Managed funds also have the benefit of allowing partial lots of units to be sold as needed whereas residential property is far less liquid.


Bank-held deposits remain particularly popular among SMSF investors although concerns are rising about falling interest rates.

While declining interest rates typically provide a boost to bond funds, many investors continue to harbor concerns about the eventual negative impact of rising rates.

While rates are expected to rise in the US this year, active bond managers can shift their allocations to regions less affected, such as Europe, or decrease a bond portfolio’s sensitivity to rising rates by investing in shorter-term or floating rate securities.

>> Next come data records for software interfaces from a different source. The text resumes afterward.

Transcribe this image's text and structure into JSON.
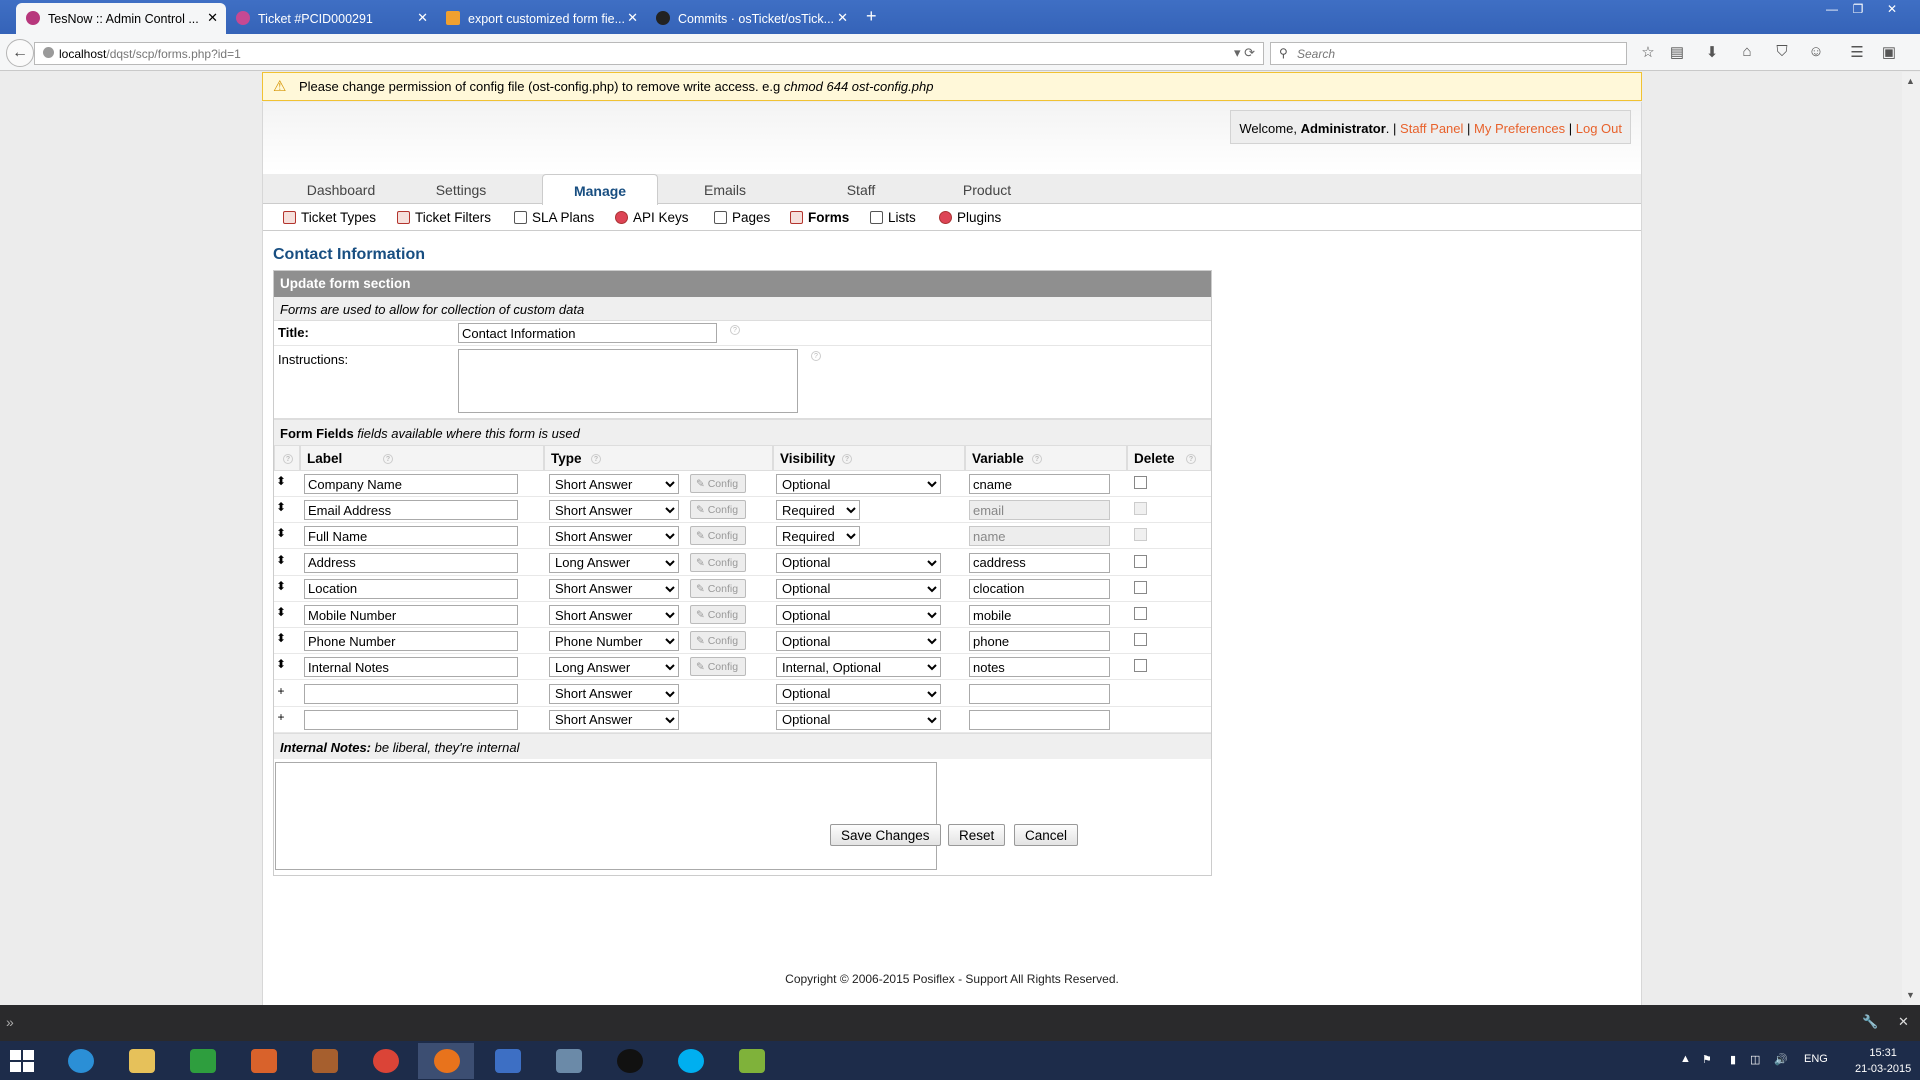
{
  "browser": {
    "tabs": [
      {
        "title": "TesNow :: Admin Control ...",
        "active": true,
        "color": "#b7377c"
      },
      {
        "title": "Ticket #PCID000291",
        "active": false,
        "color": "#b7377c"
      },
      {
        "title": "export customized form fie...",
        "active": false,
        "color": "#f0a030"
      },
      {
        "title": "Commits · osTicket/osTick...",
        "active": false,
        "color": "#222222"
      }
    ],
    "new_tab": "+",
    "url_host": "localhost",
    "url_path": "/dqst/scp/forms.php?id=1",
    "search_placeholder": "Search"
  },
  "warning": {
    "text": "Please change permission of config file (ost-config.php) to remove write access. e.g ",
    "command": "chmod 644 ost-config.php"
  },
  "userinfo": {
    "welcome": "Welcome, ",
    "user": "Administrator",
    "sep": ". |",
    "staff_panel": "Staff Panel",
    "pipe": "|",
    "preferences": "My Preferences",
    "logout": "Log Out"
  },
  "nav": {
    "tabs": [
      "Dashboard",
      "Settings",
      "Manage",
      "Emails",
      "Staff",
      "Product"
    ],
    "active": "Manage"
  },
  "subnav": [
    "Ticket Types",
    "Ticket Filters",
    "SLA Plans",
    "API Keys",
    "Pages",
    "Forms",
    "Lists",
    "Plugins"
  ],
  "page_title": "Contact Information",
  "form": {
    "section_title": "Update form section",
    "section_desc": "Forms are used to allow for collection of custom data",
    "title_label": "Title:",
    "title_value": "Contact Information",
    "instructions_label": "Instructions:",
    "fields_head_bold": "Form Fields",
    "fields_head_rest": " fields available where this form is used",
    "columns": {
      "label": "Label",
      "type": "Type",
      "visibility": "Visibility",
      "variable": "Variable",
      "delete": "Delete"
    },
    "config_label": "Config",
    "fields": [
      {
        "label": "Company Name",
        "type": "Short Answer",
        "visibility": "Optional",
        "variable": "cname",
        "locked": false,
        "new": false
      },
      {
        "label": "Email Address",
        "type": "Short Answer",
        "visibility": "Required",
        "variable": "email",
        "locked": true,
        "new": false
      },
      {
        "label": "Full Name",
        "type": "Short Answer",
        "visibility": "Required",
        "variable": "name",
        "locked": true,
        "new": false
      },
      {
        "label": "Address",
        "type": "Long Answer",
        "visibility": "Optional",
        "variable": "caddress",
        "locked": false,
        "new": false
      },
      {
        "label": "Location",
        "type": "Short Answer",
        "visibility": "Optional",
        "variable": "clocation",
        "locked": false,
        "new": false
      },
      {
        "label": "Mobile Number",
        "type": "Short Answer",
        "visibility": "Optional",
        "variable": "mobile",
        "locked": false,
        "new": false
      },
      {
        "label": "Phone Number",
        "type": "Phone Number",
        "visibility": "Optional",
        "variable": "phone",
        "locked": false,
        "new": false
      },
      {
        "label": "Internal Notes",
        "type": "Long Answer",
        "visibility": "Internal, Optional",
        "variable": "notes",
        "locked": false,
        "new": false
      },
      {
        "label": "",
        "type": "Short Answer",
        "visibility": "Optional",
        "variable": "",
        "locked": false,
        "new": true
      },
      {
        "label": "",
        "type": "Short Answer",
        "visibility": "Optional",
        "variable": "",
        "locked": false,
        "new": true
      }
    ],
    "notes_label": "Internal Notes:",
    "notes_hint": " be liberal, they're internal",
    "buttons": {
      "save": "Save Changes",
      "reset": "Reset",
      "cancel": "Cancel"
    }
  },
  "footer": "Copyright © 2006-2015 Posiflex - Support All Rights Reserved.",
  "taskbar": {
    "language": "ENG",
    "time": "15:31",
    "date": "21-03-2015"
  }
}
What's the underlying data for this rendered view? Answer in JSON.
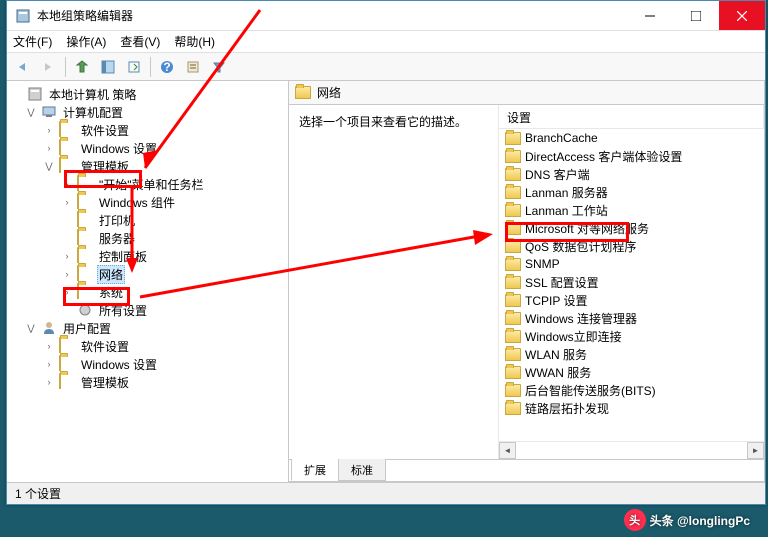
{
  "window": {
    "title": "本地组策略编辑器"
  },
  "menu": {
    "file": "文件(F)",
    "action": "操作(A)",
    "view": "查看(V)",
    "help": "帮助(H)"
  },
  "tree": {
    "root": "本地计算机 策略",
    "computer": "计算机配置",
    "software": "软件设置",
    "windows_settings": "Windows 设置",
    "admin_templates": "管理模板",
    "start_taskbar": "\"开始\"菜单和任务栏",
    "win_components": "Windows 组件",
    "printer": "打印机",
    "server": "服务器",
    "control_panel": "控制面板",
    "network": "网络",
    "system": "系统",
    "all_settings": "所有设置",
    "user": "用户配置",
    "u_software": "软件设置",
    "u_windows": "Windows 设置",
    "u_admin": "管理模板"
  },
  "right": {
    "header": "网络",
    "desc": "选择一个项目来查看它的描述。",
    "col_setting": "设置",
    "items": [
      "BranchCache",
      "DirectAccess 客户端体验设置",
      "DNS 客户端",
      "Lanman 服务器",
      "Lanman 工作站",
      "Microsoft 对等网络服务",
      "QoS 数据包计划程序",
      "SNMP",
      "SSL 配置设置",
      "TCPIP 设置",
      "Windows 连接管理器",
      "Windows立即连接",
      "WLAN 服务",
      "WWAN 服务",
      "后台智能传送服务(BITS)",
      "链路层拓扑发现"
    ],
    "tabs": {
      "ext": "扩展",
      "std": "标准"
    }
  },
  "status": "1 个设置",
  "watermark": "头条 @longlingPc"
}
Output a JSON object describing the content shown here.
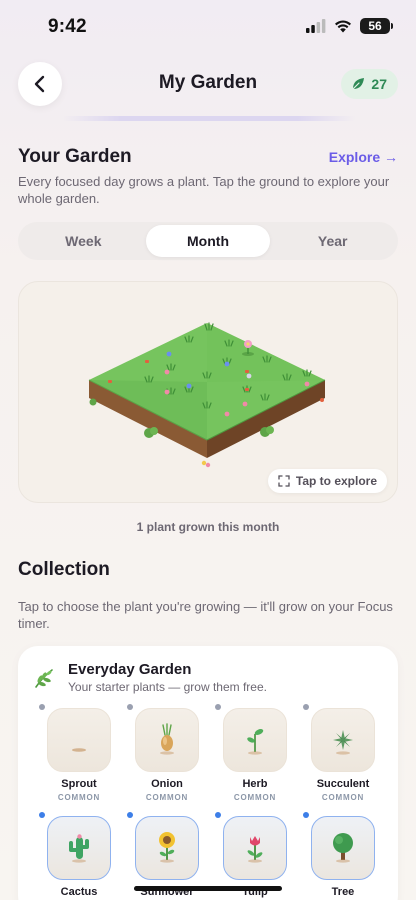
{
  "status_bar": {
    "time": "9:42",
    "battery": "56"
  },
  "header": {
    "title": "My Garden",
    "leaf_count": "27"
  },
  "your_garden": {
    "title": "Your Garden",
    "explore_label": "Explore →",
    "description": "Every focused day grows a plant. Tap the ground to explore your whole garden."
  },
  "tabs": [
    {
      "label": "Week",
      "active": false
    },
    {
      "label": "Month",
      "active": true
    },
    {
      "label": "Year",
      "active": false
    }
  ],
  "garden_preview": {
    "tap_label": "Tap to explore",
    "summary": "1 plant grown this month"
  },
  "collection": {
    "title": "Collection",
    "description": "Tap to choose the plant you're growing — it'll grow on your Focus timer.",
    "group": {
      "name": "Everyday Garden",
      "description": "Your starter plants — grow them free.",
      "plants": [
        {
          "name": "Sprout",
          "rarity": "COMMON",
          "icon": "sprout-icon"
        },
        {
          "name": "Onion",
          "rarity": "COMMON",
          "icon": "onion-icon"
        },
        {
          "name": "Herb",
          "rarity": "COMMON",
          "icon": "herb-icon"
        },
        {
          "name": "Succulent",
          "rarity": "COMMON",
          "icon": "succulent-icon"
        },
        {
          "name": "Cactus",
          "rarity": "",
          "icon": "cactus-icon"
        },
        {
          "name": "Sunflower",
          "rarity": "",
          "icon": "sunflower-icon"
        },
        {
          "name": "Tulip",
          "rarity": "",
          "icon": "tulip-icon"
        },
        {
          "name": "Tree",
          "rarity": "",
          "icon": "tree-icon"
        }
      ]
    }
  },
  "colors": {
    "accent": "#6b5ce7",
    "leaf_green": "#2f8a56",
    "selected_dot": "#3d7fe8"
  }
}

While many sovereign bonds issued by governments are now offering low to negative yields, a number of high quality corporates – including blue-chip Australian companies – continue to issue attractively priced bonds which an active fund manager can invest in.

Such forecasts rely on historic asset class return and volatility data but the concept of portfolio diversification has been soundly tested over decades and continues to be successfully employed by professional investors.

mFund: a personal view

Like many investors, my SMSF consists predominately of direct shares, as well as ETFs and LICs. After a recent review, I decided that a higher exposure to commercial property would likely boost my portfolio’s long-term returns.

But rather than buy a specific listed property security or ETF, I decided to invest in my first unlisted asset: a managed fund.

Up until now, such a move would have cost me a significant amount of personal time filling in paperwork and then manually updating my SMSF administrator with the value of my investment.

Instead, I saw it as an opportunity to test the ASX’s mFund Settlement Service.

I was able to use the cash in my Bell Direct account – which is linked to my SMSF administrator – to buy the property managed fund units online. No new client forms, paperwork, cheques, or waiting for weeks for processing.

The transaction was confirmed online and the value of units in my new property fund automatically flowed through to my SMSF administrator.

While listed assets are still likely to form the core of my SMSF, I now have the ability to strengthen it with a range of new, professionally-managed asset classes through mFund.

It has created a new pathway to asset classes which were once the preserve of large investors, bringing with it the opportunity for higher returns through active management and lower risk through greater diversification.

The opportunity is now there for investors to embrace those options.

Improved access to a range of new asset classes provides the foundation for portfolio diversification. A well-diversified portfolio can produce more efficient returns for the same level of risk.

Take a typical SMSF portfolio, comprised of 50 per cent Australian equities, 49 per cent cash and just 1 per cent global equities.

Adding a range of asset classes (emerging market equities, property, global listed infrastructure, alternative assets, and bonds) produces a 0.7 per cent a year higher expected return (an 11 per cent increase) at similar volatility levels, according to an analysis by actuaries Milliman Australia.

Similarly, a more risk-averse investor could construct a more diversified portfolio to deliver similar returns as their initial portfolio but with 1.6 per cent lower volatility (a 24 per cent decrease in risk).